Although our haulage routes are typically marked with burning trees, park staff sometimes need to use rock cairns or marking tape to temporarily identify haulage routes after a burn.

This is necessary when burned trees will likely fall over time, leaving much more exposed bedrock to navigate.

Keep an eye out for these trail markers. They will help guide you when the road becomes complicated or confusing.

Look for!

Whether you’re on the trail or at your campsite, always be aware of your surroundings.

Avoid camping under burned trees and branches that could fall on you. Even a small burn to the root system can compromise a tree and make it unsafe.

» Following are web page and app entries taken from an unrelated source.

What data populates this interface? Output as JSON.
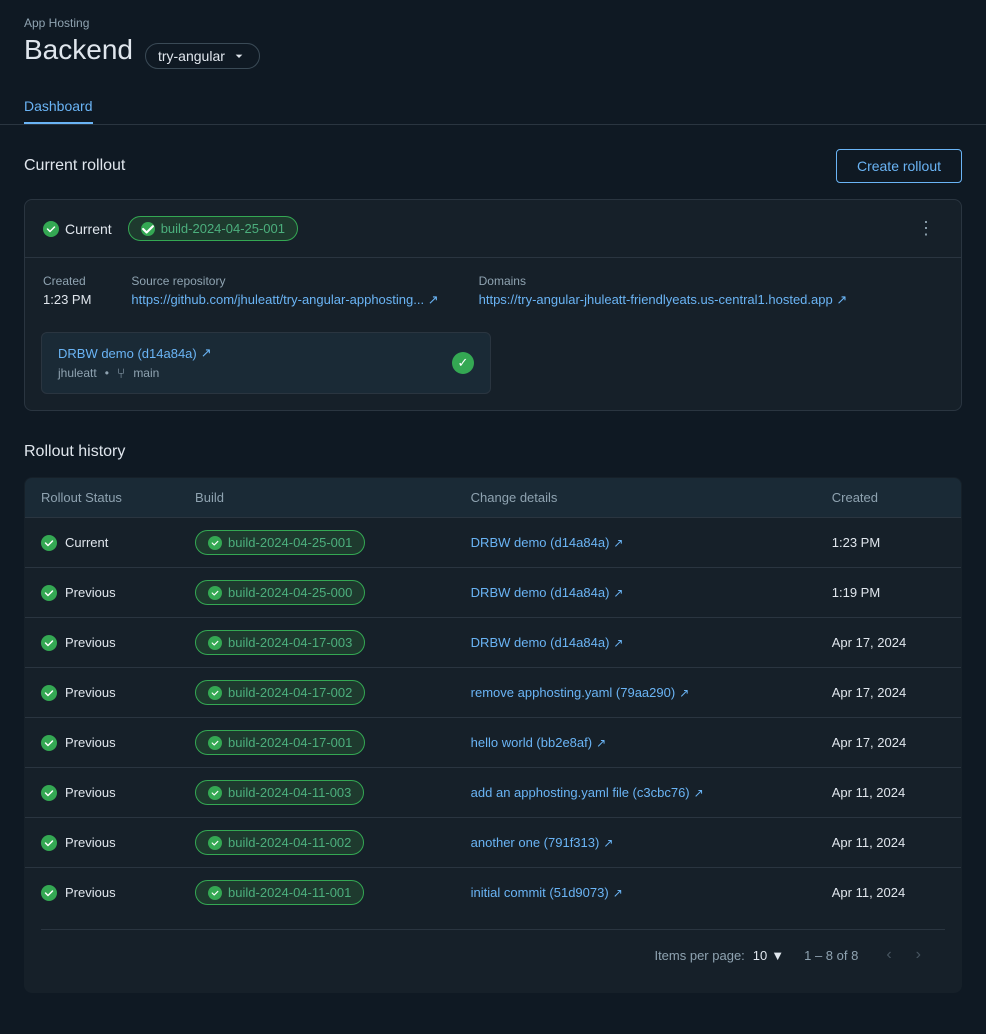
{
  "appLabel": "App Hosting",
  "backendTitle": "Backend",
  "branchSelector": {
    "label": "try-angular"
  },
  "tabs": [
    {
      "label": "Dashboard",
      "active": true
    }
  ],
  "currentRollout": {
    "sectionTitle": "Current rollout",
    "createButton": "Create rollout",
    "statusLabel": "Current",
    "buildBadge": "build-2024-04-25-001",
    "created": {
      "label": "Created",
      "value": "1:23 PM"
    },
    "sourceRepo": {
      "label": "Source repository",
      "link": "https://github.com/jhuleatt/try-angular-apphosting",
      "display": "https://github.com/jhuleatt/try-angular-apphosting..."
    },
    "domains": {
      "label": "Domains",
      "link": "https://try-angular-jhuleatt-friendlyeats.us-central1.hosted.app",
      "display": "https://try-angular-jhuleatt-friendlyeats.us-central1.hosted.app"
    },
    "commit": {
      "linkText": "DRBW demo (d14a84a)",
      "author": "jhuleatt",
      "branch": "main"
    }
  },
  "rolloutHistory": {
    "title": "Rollout history",
    "columns": [
      "Rollout Status",
      "Build",
      "Change details",
      "Created"
    ],
    "rows": [
      {
        "status": "Current",
        "build": "build-2024-04-25-001",
        "change": "DRBW demo (d14a84a)",
        "created": "1:23 PM"
      },
      {
        "status": "Previous",
        "build": "build-2024-04-25-000",
        "change": "DRBW demo (d14a84a)",
        "created": "1:19 PM"
      },
      {
        "status": "Previous",
        "build": "build-2024-04-17-003",
        "change": "DRBW demo (d14a84a)",
        "created": "Apr 17, 2024"
      },
      {
        "status": "Previous",
        "build": "build-2024-04-17-002",
        "change": "remove apphosting.yaml (79aa290)",
        "created": "Apr 17, 2024"
      },
      {
        "status": "Previous",
        "build": "build-2024-04-17-001",
        "change": "hello world (bb2e8af)",
        "created": "Apr 17, 2024"
      },
      {
        "status": "Previous",
        "build": "build-2024-04-11-003",
        "change": "add an apphosting.yaml file (c3cbc76)",
        "created": "Apr 11, 2024"
      },
      {
        "status": "Previous",
        "build": "build-2024-04-11-002",
        "change": "another one (791f313)",
        "created": "Apr 11, 2024"
      },
      {
        "status": "Previous",
        "build": "build-2024-04-11-001",
        "change": "initial commit (51d9073)",
        "created": "Apr 11, 2024"
      }
    ]
  },
  "pagination": {
    "itemsPerPageLabel": "Items per page:",
    "itemsPerPage": "10",
    "rangeLabel": "1 – 8 of 8"
  }
}
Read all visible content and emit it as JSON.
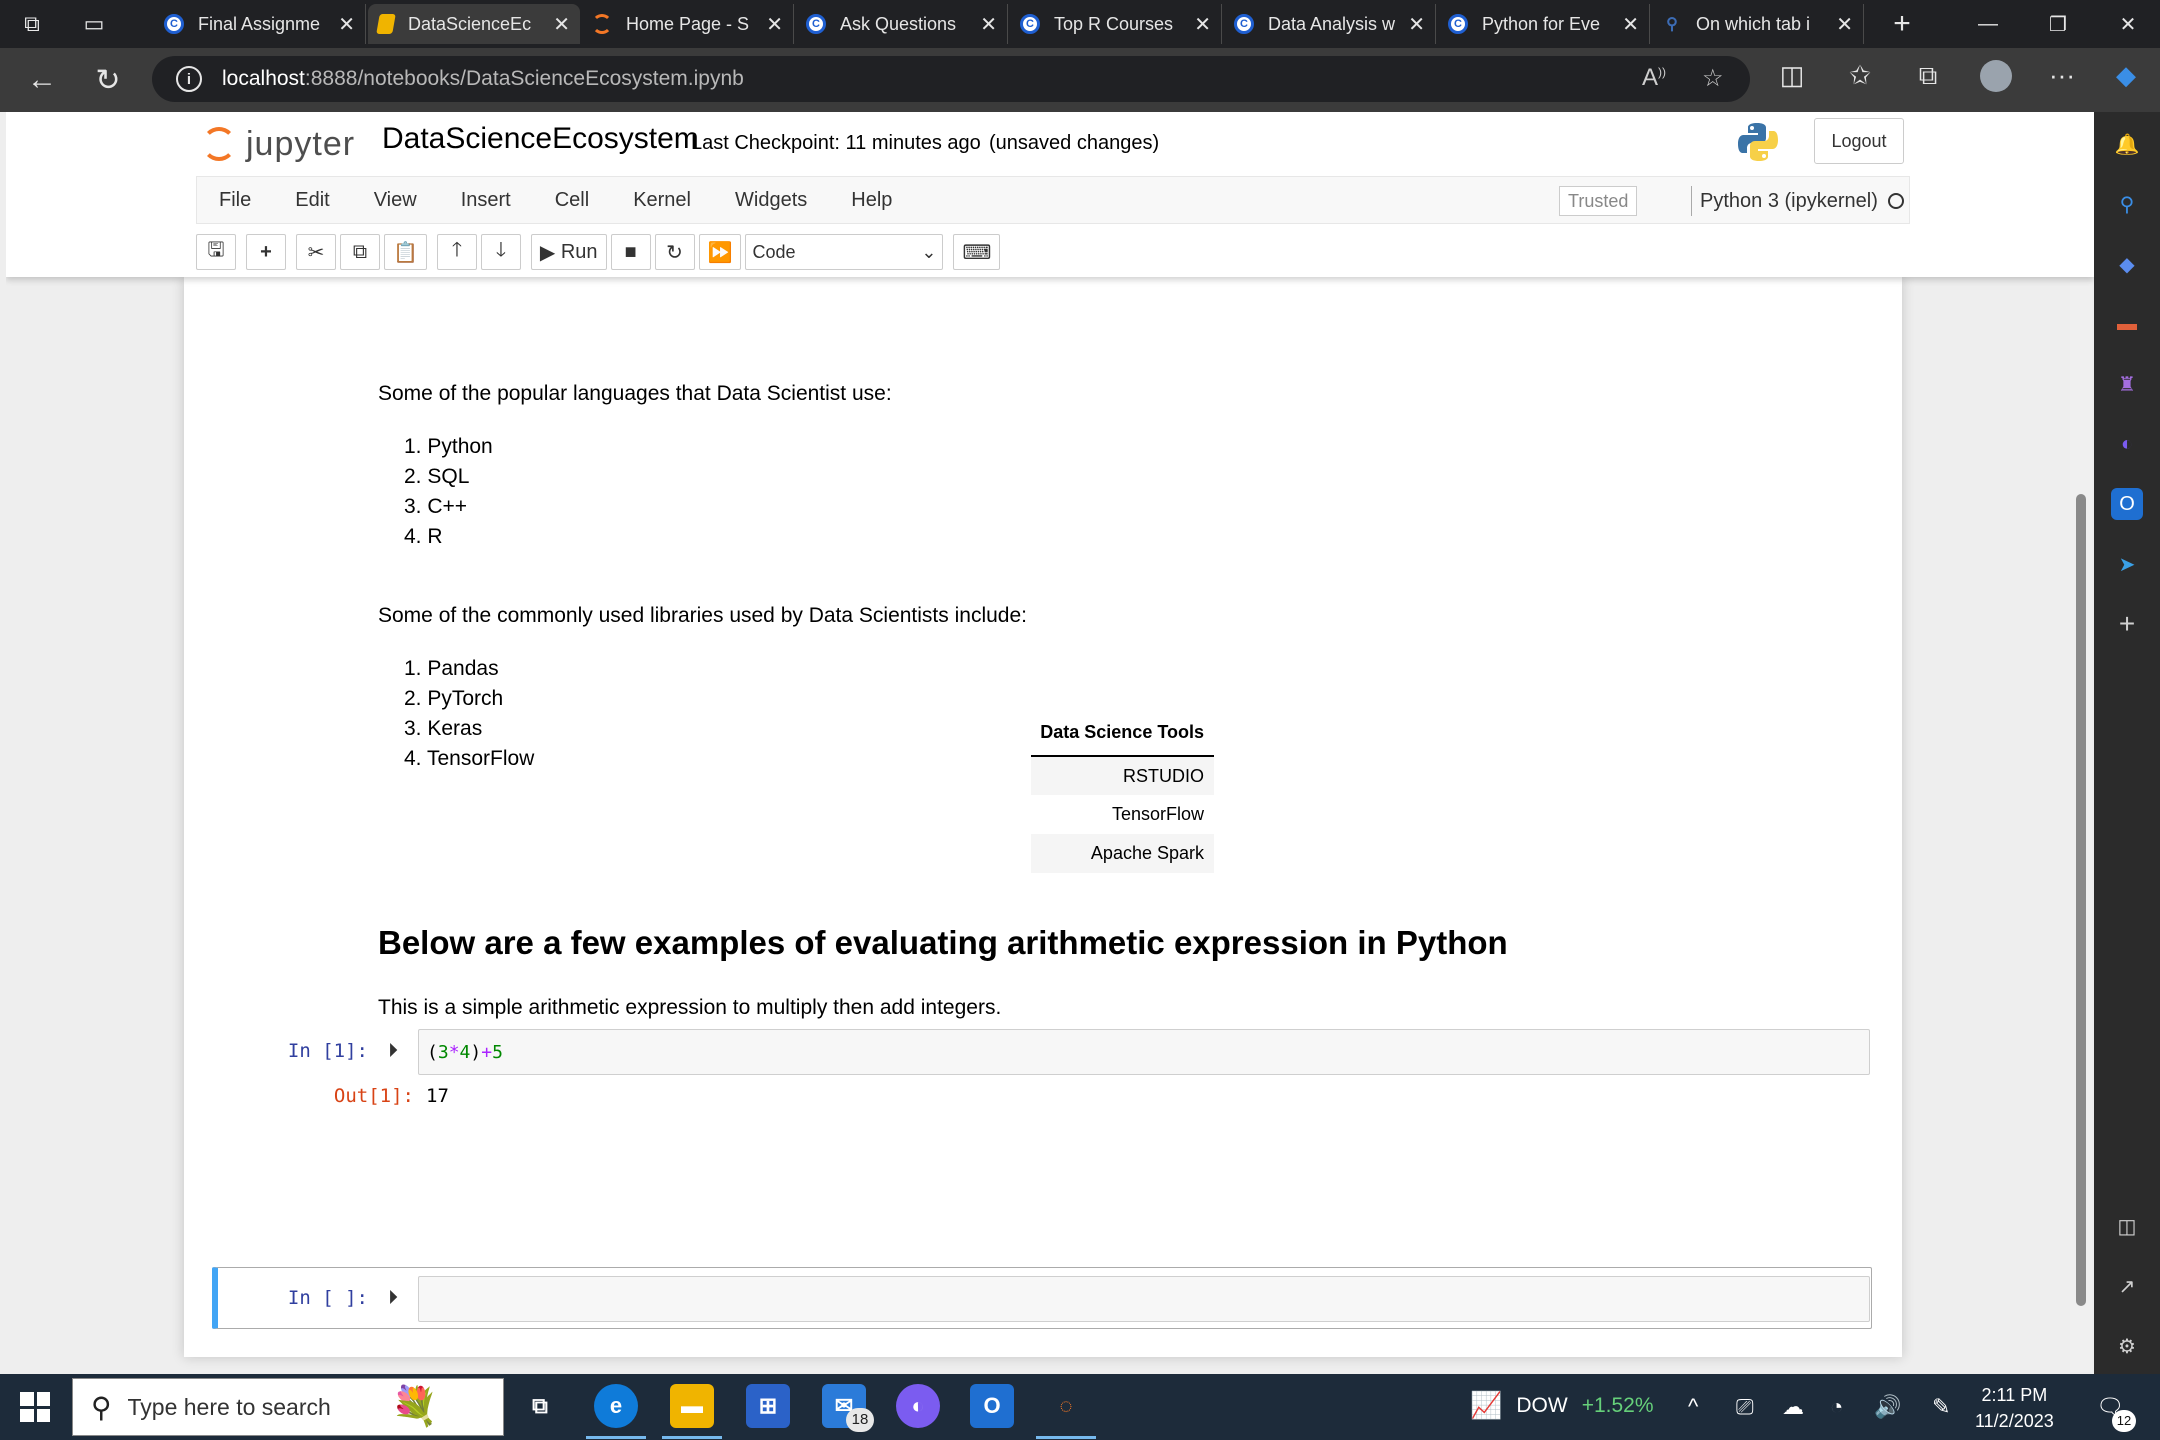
{
  "browser": {
    "tabs": [
      {
        "label": "Final Assignme",
        "icon": "coursera-icon",
        "active": false
      },
      {
        "label": "DataScienceEc",
        "icon": "jupyter-notebook-icon",
        "active": true
      },
      {
        "label": "Home Page - S",
        "icon": "jupyter-icon",
        "active": false
      },
      {
        "label": "Ask Questions",
        "icon": "coursera-icon",
        "active": false
      },
      {
        "label": "Top R Courses",
        "icon": "coursera-icon",
        "active": false
      },
      {
        "label": "Data Analysis w",
        "icon": "coursera-icon",
        "active": false
      },
      {
        "label": "Python for Eve",
        "icon": "coursera-icon",
        "active": false
      },
      {
        "label": "On which tab i",
        "icon": "search-icon",
        "active": false
      }
    ],
    "url_host": "localhost",
    "url_rest": ":8888/notebooks/DataScienceEcosystem.ipynb"
  },
  "jupyter": {
    "logo_text": "jupyter",
    "notebook_title": "DataScienceEcosystem",
    "checkpoint": "Last Checkpoint: 11 minutes ago",
    "save_status": "(unsaved changes)",
    "logout_label": "Logout",
    "menu": [
      "File",
      "Edit",
      "View",
      "Insert",
      "Cell",
      "Kernel",
      "Widgets",
      "Help"
    ],
    "trusted_label": "Trusted",
    "kernel_label": "Python 3 (ipykernel)",
    "run_label": "Run",
    "cell_type": "Code"
  },
  "notebook": {
    "languages_intro": "Some of the popular languages that Data Scientist use:",
    "languages": [
      "1. Python",
      "2. SQL",
      "3. C++",
      "4. R"
    ],
    "libraries_intro": "Some of the commonly used libraries used by Data Scientists include:",
    "libraries": [
      "1. Pandas",
      "2. PyTorch",
      "3. Keras",
      "4. TensorFlow"
    ],
    "tools_table": {
      "header": "Data Science Tools",
      "rows": [
        "RSTUDIO",
        "TensorFlow",
        "Apache Spark"
      ]
    },
    "heading": "Below are a few examples of evaluating arithmetic expression in Python",
    "arith_text": "This is a simple arithmetic expression to multiply then add integers.",
    "cell1_prompt": "In [1]:",
    "cell1_code_open": "(",
    "cell1_code_a": "3",
    "cell1_code_op1": "*",
    "cell1_code_b": "4",
    "cell1_code_close": ")",
    "cell1_code_op2": "+",
    "cell1_code_c": "5",
    "out1_prompt": "Out[1]:",
    "out1_value": "17",
    "cell2_prompt": "In [ ]:"
  },
  "taskbar": {
    "search_placeholder": "Type here to search",
    "mail_badge": "18",
    "stock_name": "DOW",
    "stock_change": "+1.52%",
    "time": "2:11 PM",
    "date": "11/2/2023",
    "notification_count": "12"
  },
  "colors": {
    "jupyter_orange": "#f37726",
    "in_prompt": "#303f9f",
    "out_prompt": "#d84315",
    "selected_cell": "#42a5f5",
    "number_green": "#008800",
    "operator_purple": "#aa22ff"
  }
}
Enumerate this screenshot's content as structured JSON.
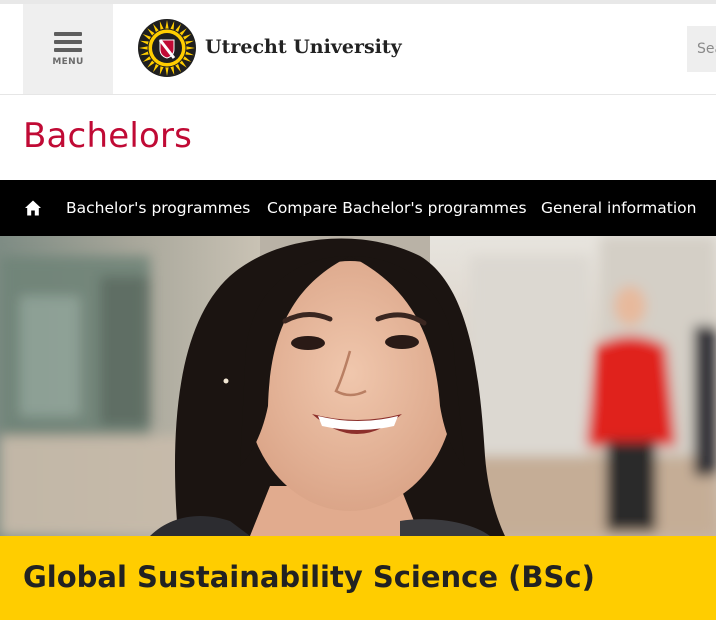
{
  "header": {
    "menu_label": "MENU",
    "logo_text": "Utrecht University",
    "search_placeholder": "Search"
  },
  "section": {
    "title": "Bachelors"
  },
  "nav": {
    "home_icon": "home-icon",
    "items": [
      {
        "label": "Bachelor's programmes"
      },
      {
        "label": "Compare Bachelor's programmes"
      },
      {
        "label": "General information"
      }
    ]
  },
  "hero": {
    "description": "photo-of-smiling-student"
  },
  "programme": {
    "title": "Global Sustainability Science (BSc)"
  },
  "colors": {
    "brand_red": "#c00a35",
    "brand_yellow": "#ffcd00",
    "nav_bg": "#000000"
  }
}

tent at the campsiteCamping at Jester Lake

Be careful when traveling by transport, especially on windy days.

Always choose your campsites and travel routes wisely.

A more serene experience

Often after a park has experienced a wildfire, visitors may be reluctant to return immediately.

This means you may encounter fewer people during your trips through the park.

elk antlers

Planning a trip after the fire will allow you to not only witness the wonders of nature regenerating, but will also provide you with greater solitude during your trip.

Want to learn more?

Visit our Woodland Caribou Trip Planner blog for current park conditions.

Please contact park staff at 807-727-1329 or [email protected] for pre-trip help with planning your trip after the wildfire.

A forest fire can be a beautiful thing!

Whether you’re planning a post-wildfire trip to Woodland Caribou or another wilderness park, we hope these tricks help you navigate recently burned areas of the park.

There is an unspoken beauty in traveling through a recent park fire – we hope you visit soon!

The closest access point to Woodland Caribou Provincial Park (Johnson Lake) is located approximately 34 km northwest of Red Lake, Ontario.